Format: Hardcover Verified Purchase
This book is the story of my grandfather Max Factor. Although I had long heard the family stories -- there is much more here that I didn't know. I was 10 years old when he died. Oh how I welcome this book. I knew little about his early years in Poland and Russia. I am giving this book to my children and grandchildren for Christmas. I am so very proud of my family's story. I seem to have carried on his entropunerial genes! Knowing so much more about him is a special joy for me this year.
8 of 10 people found the following review helpful
HASH(0xa79cfea0) out of 5 stars Basten Has a Winnr Sept. 12 2008
By Ann Allyn Slessman - Published on
Format: Hardcover
The Man Who Changed
the Faces of the World
Fred C. Basten
Arcade Publishing Inc.
Hachette Book Group
ISBN: 978-1-55970-875-3
184 pages
Reviewer: Annie Slessman

Max Factor, a name known throughout the world as one of the leading manufacturers of cosmetics, was born in Poland as Max Faktor. Only when he entered the U.S. did the spelling of his name change. It seems an inspector misspelled Faktor and not knowing how to tell him otherwise, Max's last name changed forever to Factor.

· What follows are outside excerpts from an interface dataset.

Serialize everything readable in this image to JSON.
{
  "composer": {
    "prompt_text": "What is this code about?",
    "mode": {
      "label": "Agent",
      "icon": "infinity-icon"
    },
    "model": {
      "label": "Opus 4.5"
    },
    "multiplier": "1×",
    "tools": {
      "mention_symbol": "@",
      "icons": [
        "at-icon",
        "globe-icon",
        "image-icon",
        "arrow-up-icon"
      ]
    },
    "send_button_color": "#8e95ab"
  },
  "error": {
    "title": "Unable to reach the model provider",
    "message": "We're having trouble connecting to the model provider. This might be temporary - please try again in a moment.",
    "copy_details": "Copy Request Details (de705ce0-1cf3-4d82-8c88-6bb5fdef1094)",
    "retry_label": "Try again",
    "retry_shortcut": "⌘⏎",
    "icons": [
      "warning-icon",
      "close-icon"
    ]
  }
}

Max married Lizzie, his first wife when working as the make up artist for the Russian Royal family as well as the Imperial Russian Grand Opera. He could not let the Russian Royal family know of his marriage since it could jeopardize Lizzie's life. Therefore, the marriage and the subsequent children of the couple became one of the best-kept secrets in Russia for almost five years until they reached the United States.

Once in America, Max and a partner opened an exhibit at the St. Louis World Fair. Although his exhibit was successful, Max's partner disappeared with all of funds earned from the exhibit and left Max penniless. Max, with the help of his brother and Uncle, opened a barbershop in 1906. It was the beginning of history in the making.

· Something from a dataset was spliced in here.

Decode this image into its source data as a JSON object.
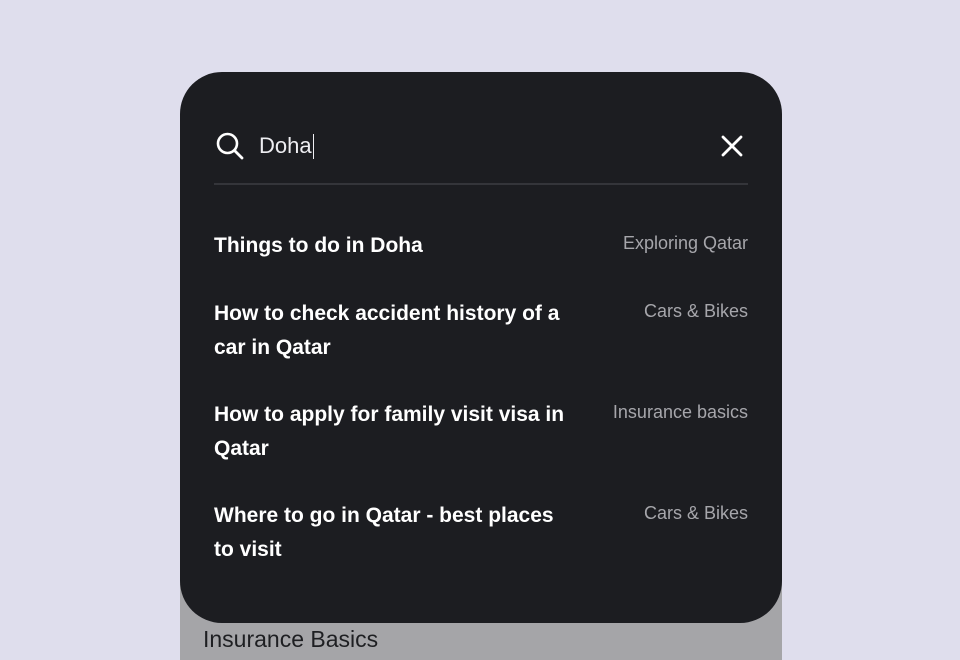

Max Factor was a pioneer in developing make up for the movie industry. Unknown to most of us, he also made most of the wigs used in movies during the "Golden Age."
He eventually took Max Factor to heights Max himself could never have believed in his early years. His entire family-sons, daughters and the son-in-laws were all well versed in the many divisions of his company and carried on his work after his death.

This work not only tells the story of the rise of Max Factor as a world leader in cosmetics, it also leaves the reader with a wealth of knowledge with regard to the history of movies and television. I found the work well researched and well written, not to mention, irresistible and a page-turner.

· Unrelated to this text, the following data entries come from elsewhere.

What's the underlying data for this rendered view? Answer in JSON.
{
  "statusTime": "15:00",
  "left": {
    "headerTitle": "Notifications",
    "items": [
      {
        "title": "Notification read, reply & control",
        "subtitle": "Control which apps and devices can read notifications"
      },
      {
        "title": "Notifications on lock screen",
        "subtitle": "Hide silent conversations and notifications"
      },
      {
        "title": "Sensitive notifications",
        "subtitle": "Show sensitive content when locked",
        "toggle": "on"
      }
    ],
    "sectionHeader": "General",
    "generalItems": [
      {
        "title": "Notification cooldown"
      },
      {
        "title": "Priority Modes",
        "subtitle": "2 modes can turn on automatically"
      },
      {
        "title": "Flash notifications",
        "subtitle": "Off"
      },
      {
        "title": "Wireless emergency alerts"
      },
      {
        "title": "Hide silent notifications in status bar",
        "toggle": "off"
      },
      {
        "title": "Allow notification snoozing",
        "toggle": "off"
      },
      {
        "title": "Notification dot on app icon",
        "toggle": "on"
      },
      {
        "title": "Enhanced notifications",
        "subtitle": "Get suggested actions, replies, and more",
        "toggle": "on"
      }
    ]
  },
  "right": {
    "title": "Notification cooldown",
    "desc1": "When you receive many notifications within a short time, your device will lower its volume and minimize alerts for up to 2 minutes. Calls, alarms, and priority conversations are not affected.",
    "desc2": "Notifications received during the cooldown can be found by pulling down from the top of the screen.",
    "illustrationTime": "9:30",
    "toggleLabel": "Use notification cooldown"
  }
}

Fred Basten is the author of numerous books about Hollywood and the entertainment industry. A graduate of UCLA, he was the assistant to the public relations director at Max Factor, Hollywood and currently lives in Santa Monica, California.
3 of 3 people found the following review helpful
By So. Calif book reader - Published on
Format: Hardcover
I have the other Basten book, 'Max Factor's Hollywood' which is more of a picture book and is excellent. This little book is really more about the Max Factor COMPANY, not necessarily about the life of Max Factor, other than the fact of telling about him creating the different make-ups, etc. I suppose that was his life. After his death, the book mostly goes on about different family members taking over and the other companies that bought it and the usual corporation takeover info. That is not necessarily interesting reading. I think the other book is much more interesting. I did notice two errors in this book, and better research would have eliminated both. One is the misspelling of Ramon Novarro's name. It is not Navarro. The other mentions when Max Factor died, that he was entombed at Beth Olem (sic) mausoleum at Hillside Memorial Park. Big wrong!! He was originally put in Beth OLAM and later disinterred and put at Hillside.
1 of 1 people found the following review helpful
HASH(0xa79d76b4) out of 5 stars Disappointing. April 16 2015
By Joy - Published on
Format: Paperback Verified Purchase
I realize I should have bought "Max Factor's Hollywood" rather than this book. The writing style is plodding and prosaic, despite Max Factor's fascinating life story. As others have mentioned, there are very few photographs, which is a shame. What a disappointment.